To my surprise, the bananas did not freeze solid in these pops. Rather, they retained their soft and creamy consistency, which provided a nice contrast to the harder pudding. The overall effect was excellent. I’m calling this recipe a keeper.
For a few years in there, my eldest daughter’s favorite flavor of ice cream (aside from “pink”) was mint chocolate chip, and so I made today’s pops with her in mind:
I used a modified version of my vanilla base recipe — 3 ounces each milk and half & half and a scant tablespoon of sugar. To this I added approximately 1/2 teaspoon of mint extract and two drops of green food coloring. The coloring is not, of course, strictly necessary. But white pops are boring to look at, so I decided to tint them green.

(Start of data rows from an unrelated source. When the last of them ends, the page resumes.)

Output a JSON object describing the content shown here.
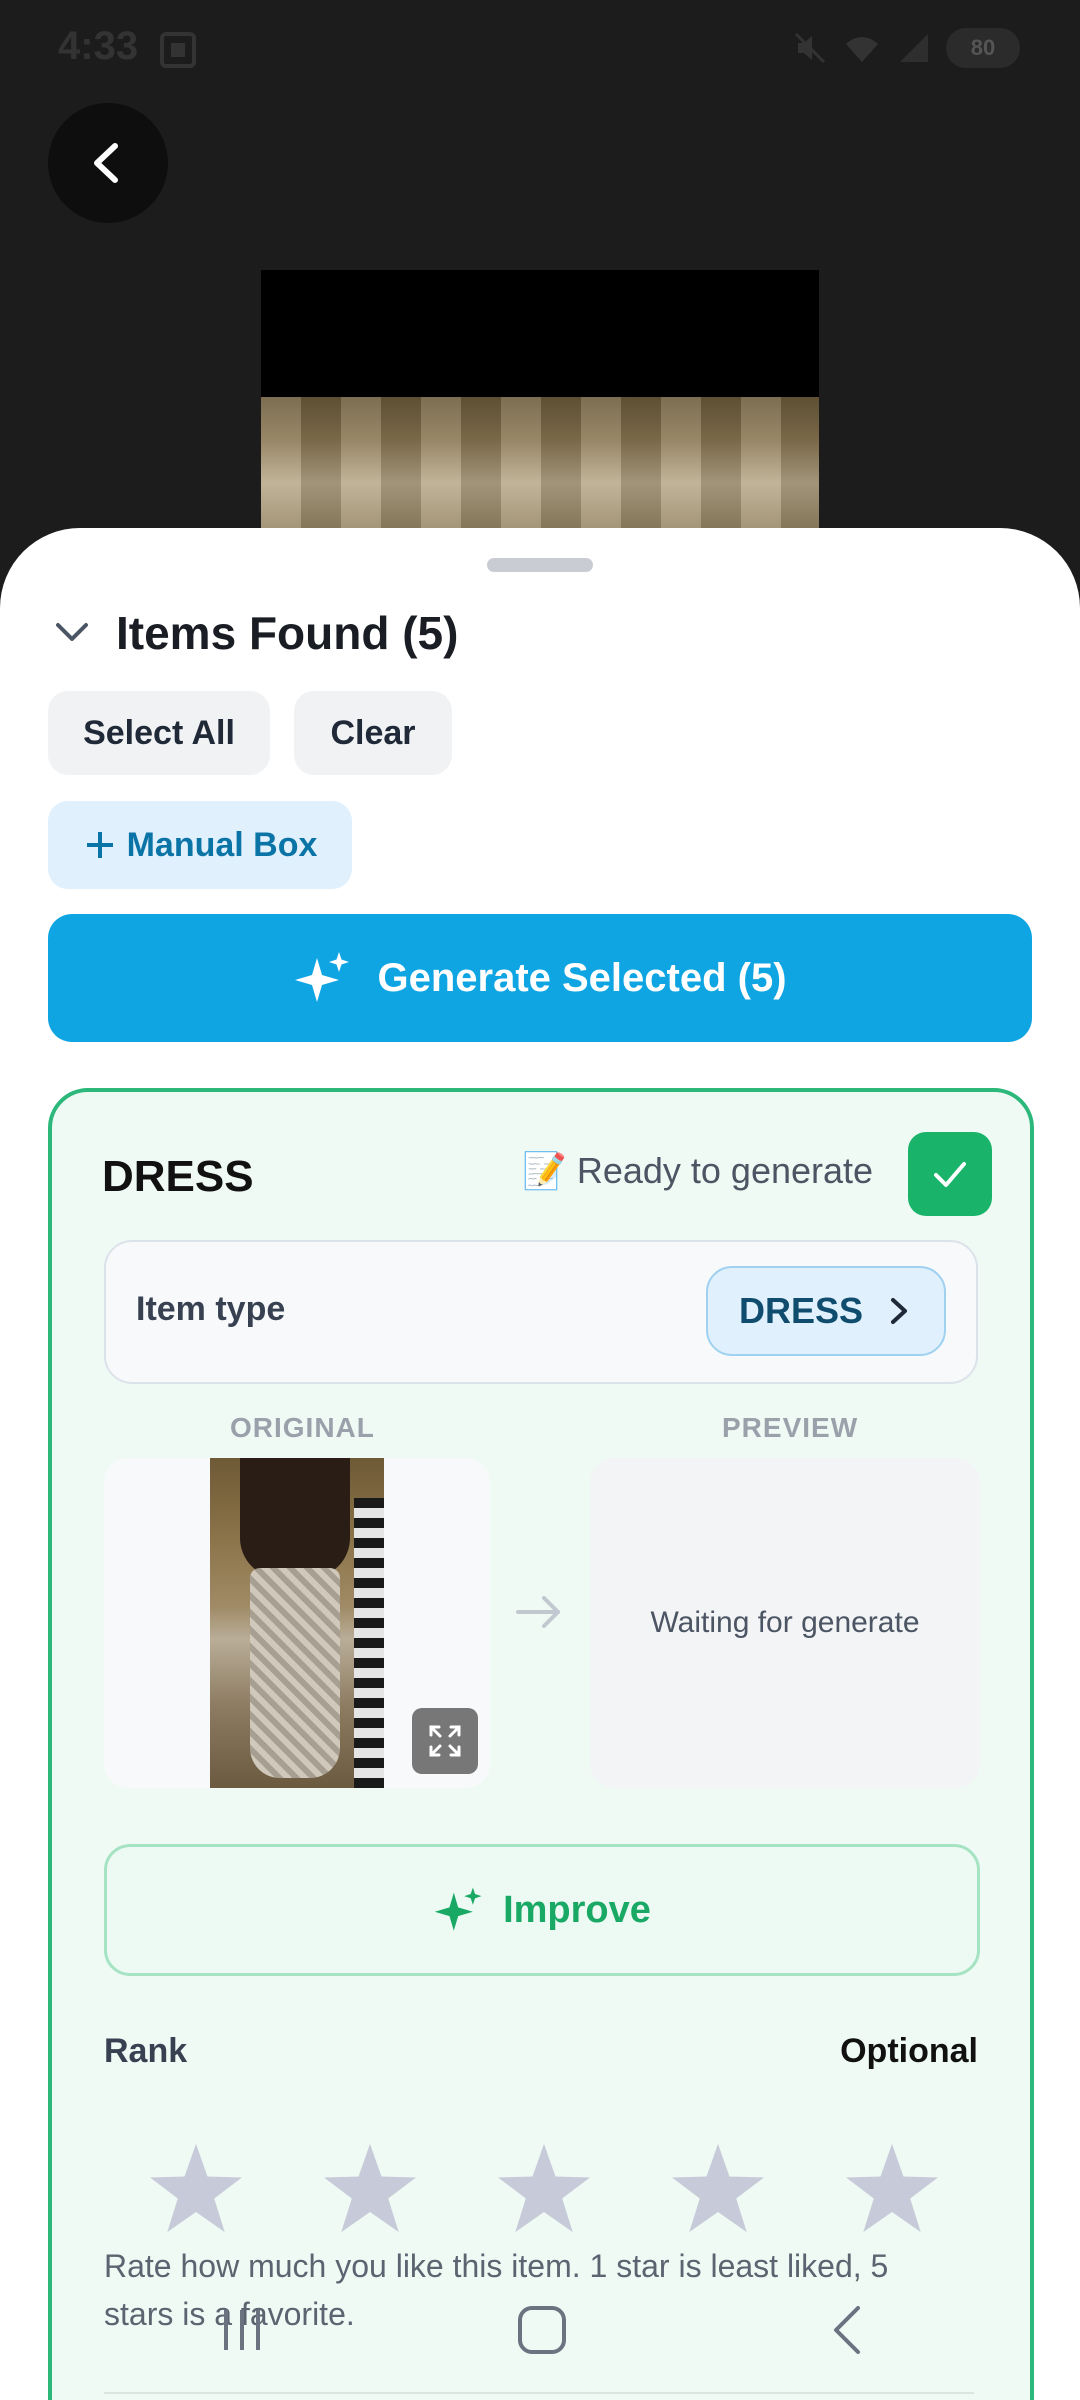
{
  "status": {
    "time": "4:33",
    "battery": "80"
  },
  "header": {
    "back_icon": "chevron-left-icon"
  },
  "items_section": {
    "title": "Items Found (5)",
    "select_all": "Select All",
    "clear": "Clear",
    "manual_box": "Manual Box",
    "generate_selected": "Generate Selected (5)"
  },
  "item_card": {
    "title": "DRESS",
    "status_emoji": "📝",
    "status_text": "Ready to generate",
    "selected": true,
    "item_type_label": "Item type",
    "item_type_value": "DRESS",
    "original_label": "ORIGINAL",
    "preview_label": "PREVIEW",
    "preview_placeholder": "Waiting for generate",
    "improve_label": "Improve",
    "rank_label": "Rank",
    "rank_optional": "Optional",
    "rating": 0,
    "rating_max": 5,
    "rank_help": "Rate how much you like this item. 1 star is least liked, 5 stars is a favorite."
  },
  "colors": {
    "accent_blue": "#0ea5e2",
    "accent_green": "#19b46a",
    "card_border": "#2bb87a",
    "star_empty": "#c7cbd9"
  }
}
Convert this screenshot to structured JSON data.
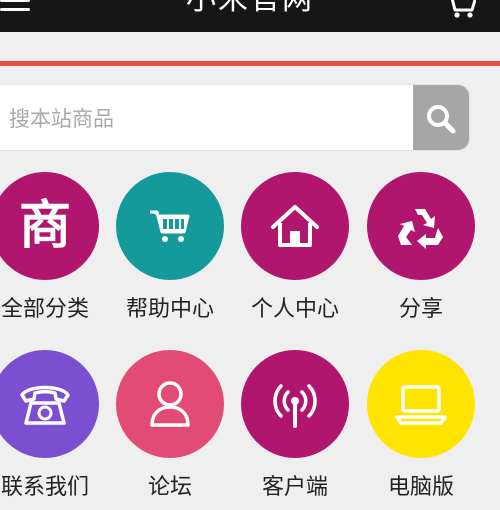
{
  "header": {
    "title": "小米官网"
  },
  "search": {
    "placeholder": "搜本站商品"
  },
  "menu": [
    {
      "label": "全部分类",
      "icon": "shang-icon",
      "color": "#b0166e"
    },
    {
      "label": "帮助中心",
      "icon": "cart-icon",
      "color": "#149a9b"
    },
    {
      "label": "个人中心",
      "icon": "home-icon",
      "color": "#b0166e"
    },
    {
      "label": "分享",
      "icon": "recycle-icon",
      "color": "#b0166e"
    },
    {
      "label": "联系我们",
      "icon": "telephone-icon",
      "color": "#7b4fcf"
    },
    {
      "label": "论坛",
      "icon": "user-icon",
      "color": "#e14b76"
    },
    {
      "label": "客户端",
      "icon": "broadcast-icon",
      "color": "#b0166e"
    },
    {
      "label": "电脑版",
      "icon": "laptop-icon",
      "color": "#ffe400"
    }
  ],
  "colors": {
    "topbar": "#161616",
    "accent_line": "#e84a4a",
    "search_button": "#a6a6a6"
  },
  "icon_glyphs": {
    "shang": "商"
  }
}
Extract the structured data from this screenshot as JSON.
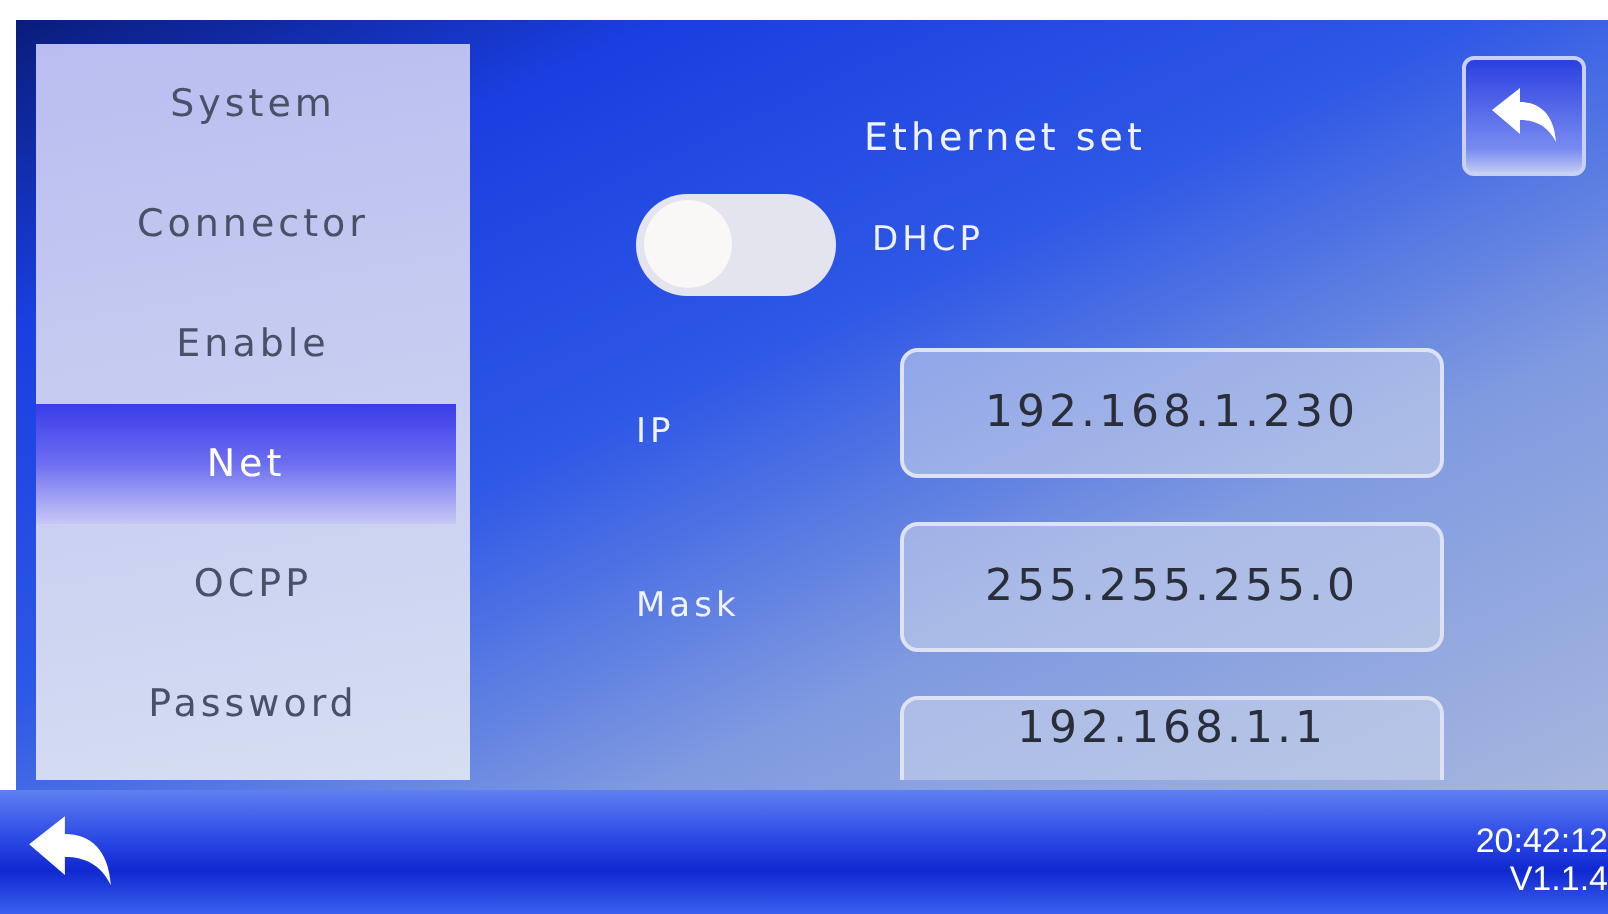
{
  "sidebar": {
    "items": [
      {
        "label": "System",
        "selected": false
      },
      {
        "label": "Connector",
        "selected": false
      },
      {
        "label": "Enable",
        "selected": false
      },
      {
        "label": "Net",
        "selected": true
      },
      {
        "label": "OCPP",
        "selected": false
      },
      {
        "label": "Password",
        "selected": false
      }
    ]
  },
  "title": "Ethernet set",
  "dhcp": {
    "label": "DHCP",
    "on": false
  },
  "fields": [
    {
      "label": "IP",
      "value": "192.168.1.230"
    },
    {
      "label": "Mask",
      "value": "255.255.255.0"
    },
    {
      "value": "192.168.1.1"
    }
  ],
  "status_bar": {
    "time": "20:42:12",
    "version": "V1.1.4"
  }
}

If truth be told, I hadn’t meant to put as much mint extract in these pops as I did. I really only wanted to put in a drop or two, but somehow I managed to get distracted just as I was pouring the extract and much more ended up in the base than I’d intended. And a good thing, too, because these pops were perfectly minty. The chocolate chips served as a great counterbalance to the mint flavor and hep it from being overpowering. As a result, these pops tasted great.
If I have one issue with these pops, it’s that I should have used a better ratio of cream to milk. While the pops tasted creamy enough, they had a very icy, squeaky consistency. It wasn’t a huge problem, but it wasn’t very pleasant, either.
Overall, these were fun, refreshing pops. I think my daughter will love hers.
I have big plans to do a “cheesecake week” in the near future. I figure I’ll work out a good recipe for a cheesecake base and spend the week playing with it. In the meantime, there’s this:
I saw this Philly chocolate stuff in the store about a week ago and knew I had to try it. It’s delicious on its own, but it was clear to me that it’s true purpose is to make ice pops:
I thinned out a large spoonful of the chocolate with a generous splash of milk. I expected the finished product to taste and feel like a colder version of the spread, but I was wrong. Freezing the mixture intensified the chocolate flavor, while the slight tang of the cream cheese faded further into the background.
The real revelation, though, was the texture. It was soft and creamy, exactly like the pudding pops I ate as a kid. I’ve been trying to achieve this texture in my actual pudding pops without success, but this pop nails it. I’m sure it has something to do with the preservatives and stabilizers in the premade mix, but I’m hoping I can recreate it when I make my own, chemical-free cheesecake base someday.
Given how easy this pop was to make and how very delicious it was, I can seem some variations of it in the future. It’s just too good to wait a year to try again.